Vancouver Canucks jerseys pay tribute to Gino Odjick for First Nations Celebration game
Algonquin artist Jay Odjick says it's the first time that he's created something so personal — a design for a Vancouver Canucks jersey that would pay tribute to a family member — a project with his entire heart behind it.
Jay's cousin, Gino Odjick, a former Canucks enforcer, died Jan. 15 at age 52.
"He was a fighter, but not in the way that people think," said Jay.
Gino's battle with amyloidosis, a rare disease that affected his heart, displayed his fighting spirit, Jay said. Gino's generosity with his time and strength off the ice is also part of what went into the design.
The jersey is based on the classic '90's red, black, yellow and white Canucks design that Gino wore during his eight-year tenure with the team, that included a Stanley Cup loss in Game 7 of the final against the New York Rangers.
"We were all kind of Canucks fans during that '94 cup run," said Jay.
"Those black, red, yellow and white colours were the colours that Gino wore, so I wanted to use those instead of the more modern blue and green that the team wears [now]."
In Jay's design, the flying skate of the logo is replaced with a Thunderbird, a symbol in many Indigenous cultures of strength, power and protection.
A medicine wheel shoulder patch displays Gino's number 29 and eight feathers represent each of Gino's seasons with the team. The numbers on the back of each jersey contain an Anishinabe design acknowledging Gino's heritage from Kitigan Zibi Anishinabeg in Quebec.
Proceeds from sales of merchandise with Jay Odjick's design will go to Musqueam, Squamish and Tsleil-Waututh nations youth programs.

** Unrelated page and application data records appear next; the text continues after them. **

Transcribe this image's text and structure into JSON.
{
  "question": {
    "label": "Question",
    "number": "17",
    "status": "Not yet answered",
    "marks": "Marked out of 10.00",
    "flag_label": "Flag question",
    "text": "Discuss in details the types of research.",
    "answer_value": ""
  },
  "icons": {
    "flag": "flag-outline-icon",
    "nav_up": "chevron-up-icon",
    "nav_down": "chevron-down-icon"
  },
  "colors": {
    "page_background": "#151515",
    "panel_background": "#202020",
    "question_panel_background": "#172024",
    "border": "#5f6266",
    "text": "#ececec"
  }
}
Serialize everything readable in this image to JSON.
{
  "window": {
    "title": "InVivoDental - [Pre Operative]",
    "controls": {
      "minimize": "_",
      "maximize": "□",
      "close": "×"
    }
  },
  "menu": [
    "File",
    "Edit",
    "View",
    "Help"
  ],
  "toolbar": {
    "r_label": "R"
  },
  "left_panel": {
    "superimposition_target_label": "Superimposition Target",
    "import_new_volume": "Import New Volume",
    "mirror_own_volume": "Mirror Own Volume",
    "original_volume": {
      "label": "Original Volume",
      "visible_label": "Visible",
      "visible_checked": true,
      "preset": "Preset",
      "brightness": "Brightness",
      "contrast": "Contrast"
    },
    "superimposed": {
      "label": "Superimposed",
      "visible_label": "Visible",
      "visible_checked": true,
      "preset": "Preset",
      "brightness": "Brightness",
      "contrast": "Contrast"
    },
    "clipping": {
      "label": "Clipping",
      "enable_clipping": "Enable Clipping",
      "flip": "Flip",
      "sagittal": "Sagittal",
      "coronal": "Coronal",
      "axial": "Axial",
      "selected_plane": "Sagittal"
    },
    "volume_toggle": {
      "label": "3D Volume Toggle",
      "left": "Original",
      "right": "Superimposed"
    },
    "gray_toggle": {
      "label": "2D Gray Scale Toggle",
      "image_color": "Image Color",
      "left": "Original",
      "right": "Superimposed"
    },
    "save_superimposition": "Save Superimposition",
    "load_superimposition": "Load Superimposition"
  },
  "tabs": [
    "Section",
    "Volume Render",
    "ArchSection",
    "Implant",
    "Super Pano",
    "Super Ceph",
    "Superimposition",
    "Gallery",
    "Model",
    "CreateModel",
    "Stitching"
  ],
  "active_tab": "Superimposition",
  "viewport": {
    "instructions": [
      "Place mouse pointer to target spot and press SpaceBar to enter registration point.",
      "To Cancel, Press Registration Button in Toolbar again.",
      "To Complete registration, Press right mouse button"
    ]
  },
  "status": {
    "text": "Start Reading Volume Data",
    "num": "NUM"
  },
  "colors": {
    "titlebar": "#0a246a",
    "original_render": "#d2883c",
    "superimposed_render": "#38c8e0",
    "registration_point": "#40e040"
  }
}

The Canucks will be wearing the jerseys during warm-up on March 2 at the team's annual First Nations Celebration night.